He doesn’t handle it well and throws her out of his house but, in a much parodied scene — most recently in this general election campaign, by both Boris Johnson and Rosena Allin-Khan — he later turns up at her doorstep to declare his love for her, without agenda or expectation, but simply following the belief that “at Christmas, you tell the truth.”
I didn’t provide Damien with quite such a detailed exegesis but laughed about it to myself all the same.
At one point, somewhat bizarrely, our discussion turned to intensity.
First, we returned to the fact that he’d walked from Oxford Circus to Marylebone — by no means a short walk — before discussing what he should do now. He said he wanted to go home and have a nice, hot bath, soaking his lumbar region which was now giving him a considerably amount of discomfort. He was surprised by how much discomfort he felt. “I’m a pretty fit guy,” he said, “for 34”, and it was unusual for him to feel such pain after what was hardly a strenuous physical activity.
It was from here that we began to discuss this sort of embodied response to thought. He offered up the idea that this back pain was a stress response. The uncertainty and discomfort he was feeling emotionally was pooling there, at the base of his spine. However, on the flip side, a long walk through the cold was probably the best thing he could have done to prepare himself for the meeting ahead.
He started talking about Nikola Tesla. He was a heating engineer by trade and so had both a professional and personal fascination with electrical systems. He said that he loved Tesla’s writing and his theories of electrical conduction, so ahead of their time. He started talking about Wardenclyffe Tower and Tesla’s experiments with wireless electrical transmission. I sort of knew what he was getting at, reaching for a somewhat familiar language through which he could talk about the connectivity of body and mind, body and world; the necessity of the bodily movement and expression in thinking about and processing new experiences. He was trying to talk about the transmission of unseen energies, in a way that was rational if nonetheless bemused and all to human. He talked about this explicitly and he seemed to have something of an epiphany in the process.
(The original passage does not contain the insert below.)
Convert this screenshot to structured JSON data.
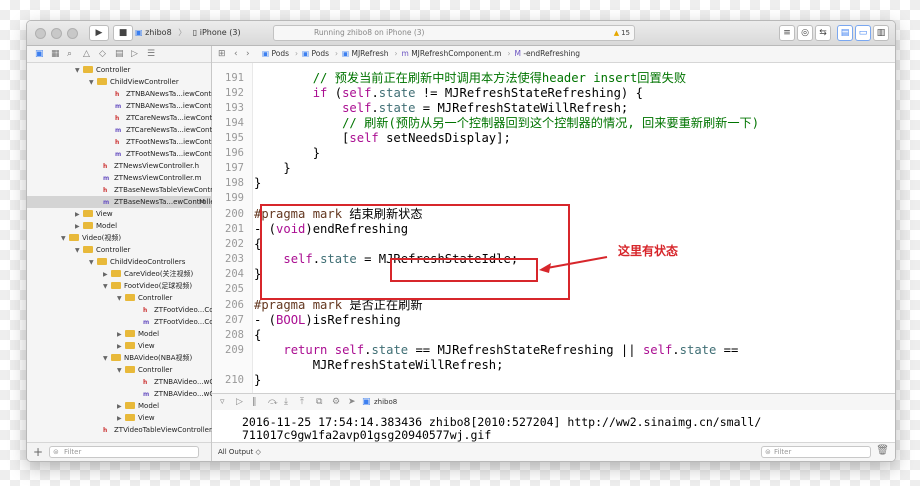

As I continued on my journey without him, I thought that it was no doubt the cold itself that had something to do with his latest intensity of feeling and the need to address it. It wasn’t heat that was pushing him towards a new engagement with his thoughts and emotions but the cold, itself driving a necessity for movement and the generation of an internal heat. It didn’t encourage an escape from present circumstances, as in the fictions discussed by Justin, but a new immanence; a new working-through of the truth of his existence.
Is this the underlying force that connects all the stories within Love Actually? An inward intensity for generating heat during the seasonal cold?
He got off at Oxford Circus to retrieve his bike and we said our goodbyes, riven with an oddly Deleuzian Christmas spirit.
Update #1: Robin has some advice for Damien over on Twitter:
guy needs to cultivate his capacity for disparation, to plateau on the intensity, collapse of a dilated virtuality into actualisation could only be a disappointment. (And yet…)